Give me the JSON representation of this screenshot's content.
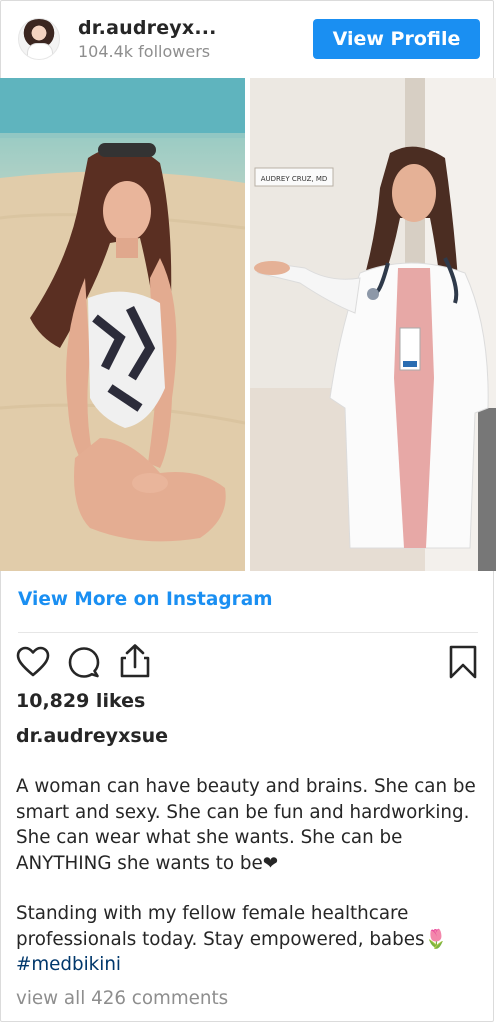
{
  "header": {
    "username": "dr.audreyx...",
    "followers": "104.4k followers",
    "view_profile_label": "View Profile"
  },
  "photos": {
    "nameplate": "AUDREY CRUZ, MD"
  },
  "view_more_label": "View More on Instagram",
  "likes": "10,829 likes",
  "caption": {
    "username": "dr.audreyxsue",
    "paragraph1": "A woman can have beauty and brains. She can be smart and sexy. She can be fun and hardworking. She can wear what she wants. She can be ANYTHING she wants to be❤",
    "paragraph2": "Standing with my fellow female healthcare professionals today. Stay empowered, babes🌷",
    "hashtag": "#medbikini"
  },
  "comments_link": "view all 426 comments",
  "colors": {
    "accent": "#1a8ff2",
    "hashtag": "#00376b",
    "muted": "#8e8e8e"
  },
  "icons": [
    "heart-icon",
    "comment-icon",
    "share-icon",
    "bookmark-icon"
  ]
}
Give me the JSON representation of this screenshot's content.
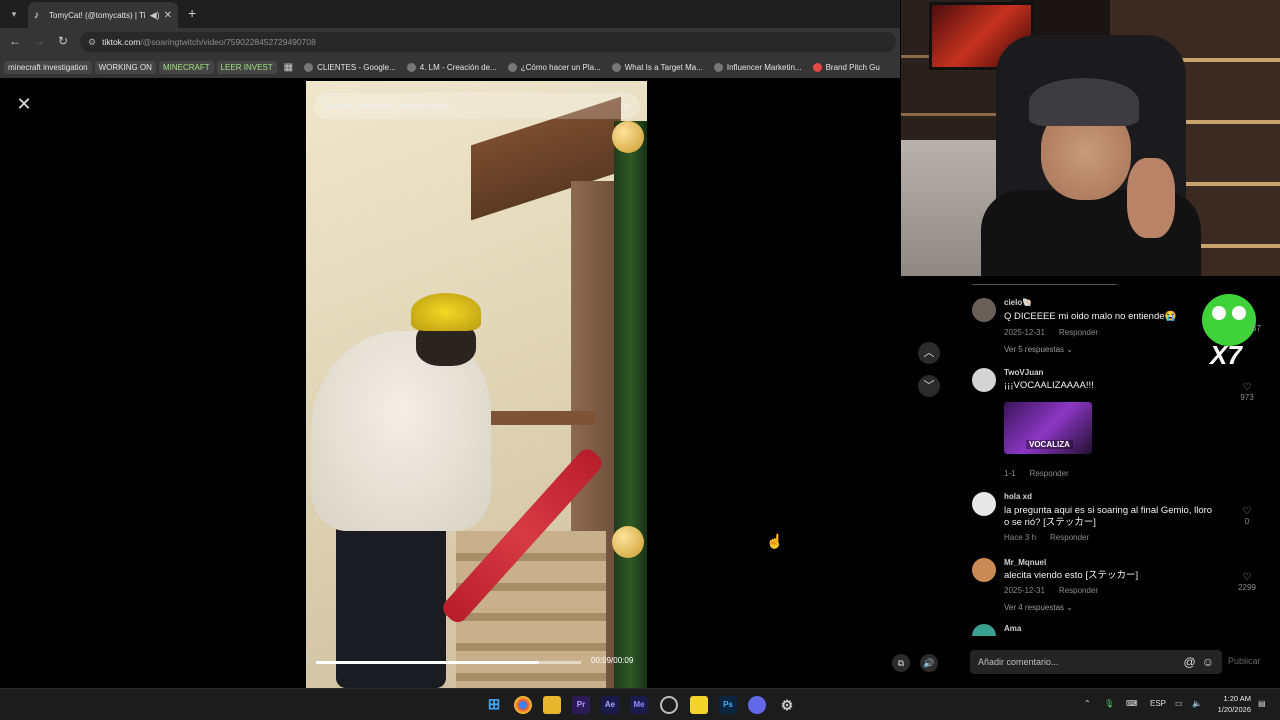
{
  "browser": {
    "tab": {
      "title": "TomyCat! (@tomycatts) | Ti",
      "favicon": "tiktok-icon"
    },
    "url_host": "tiktok.com",
    "url_path": "/@soaringtwitch/video/7590228452729490708",
    "bookmarks": [
      {
        "label": "minecraft investigation",
        "style": "boxed"
      },
      {
        "label": "WORKING ON",
        "style": "boxed"
      },
      {
        "label": "MINECRAFT",
        "style": "boxed-green"
      },
      {
        "label": "LEER INVEST",
        "style": "boxed-green"
      },
      {
        "label": "CLIENTES - Google...",
        "style": "plain"
      },
      {
        "label": "4. LM - Creación de...",
        "style": "plain"
      },
      {
        "label": "¿Cómo hacer un Pla...",
        "style": "plain"
      },
      {
        "label": "What Is a Target Ma...",
        "style": "plain"
      },
      {
        "label": "Influencer Marketin...",
        "style": "plain"
      },
      {
        "label": "Brand Pitch Gu",
        "style": "red"
      }
    ]
  },
  "video": {
    "search_placeholder": "Buscar contenido relacionado",
    "time": "00:09/00:09",
    "progress": 0.84
  },
  "comments": [
    {
      "user": "cielo🐚",
      "text": "Q DICEEEE mi oido malo no entiende😭",
      "date": "2025-12-31",
      "reply": "Responder",
      "replies": "Ver 5 respuestas ⌄",
      "likes": ""
    },
    {
      "user": "TwoVJuan",
      "text": "¡¡¡VOCAALIZAAAA!!!",
      "date": "1-1",
      "reply": "Responder",
      "image_caption": "VOCALIZA",
      "likes": "973"
    },
    {
      "user": "hola xd",
      "text": "la pregunta aqui es si soaring al final Gemio, lloro o se rió? [ステッカー]",
      "date": "Hace 3 h",
      "reply": "Responder",
      "likes": "0"
    },
    {
      "user": "Mr_Mqnuel",
      "text": "alecita viendo esto [ステッカー]",
      "date": "2025-12-31",
      "reply": "Responder",
      "replies": "Ver 4 respuestas ⌄",
      "likes": "2299"
    },
    {
      "user": "Ama",
      "text": "",
      "date": "",
      "reply": "",
      "likes": ""
    }
  ],
  "sticker": {
    "label": "X7",
    "side": "67"
  },
  "comment_input": {
    "placeholder": "Añadir comentario...",
    "publish": "Publicar"
  },
  "taskbar": {
    "apps": [
      "Pr",
      "Ae",
      "Me",
      "Ps"
    ],
    "lang": "ESP",
    "time": "1:20 AM",
    "date": "1/20/2026"
  }
}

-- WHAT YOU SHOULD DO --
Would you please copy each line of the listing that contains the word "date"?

-- WORKED SOLUTION --
      "date": "2025-12-31",
      "date": "1-1",
      "date": "Hace 3 h",
      "date": "2025-12-31",
      "date": "",
    "date": "1/20/2026"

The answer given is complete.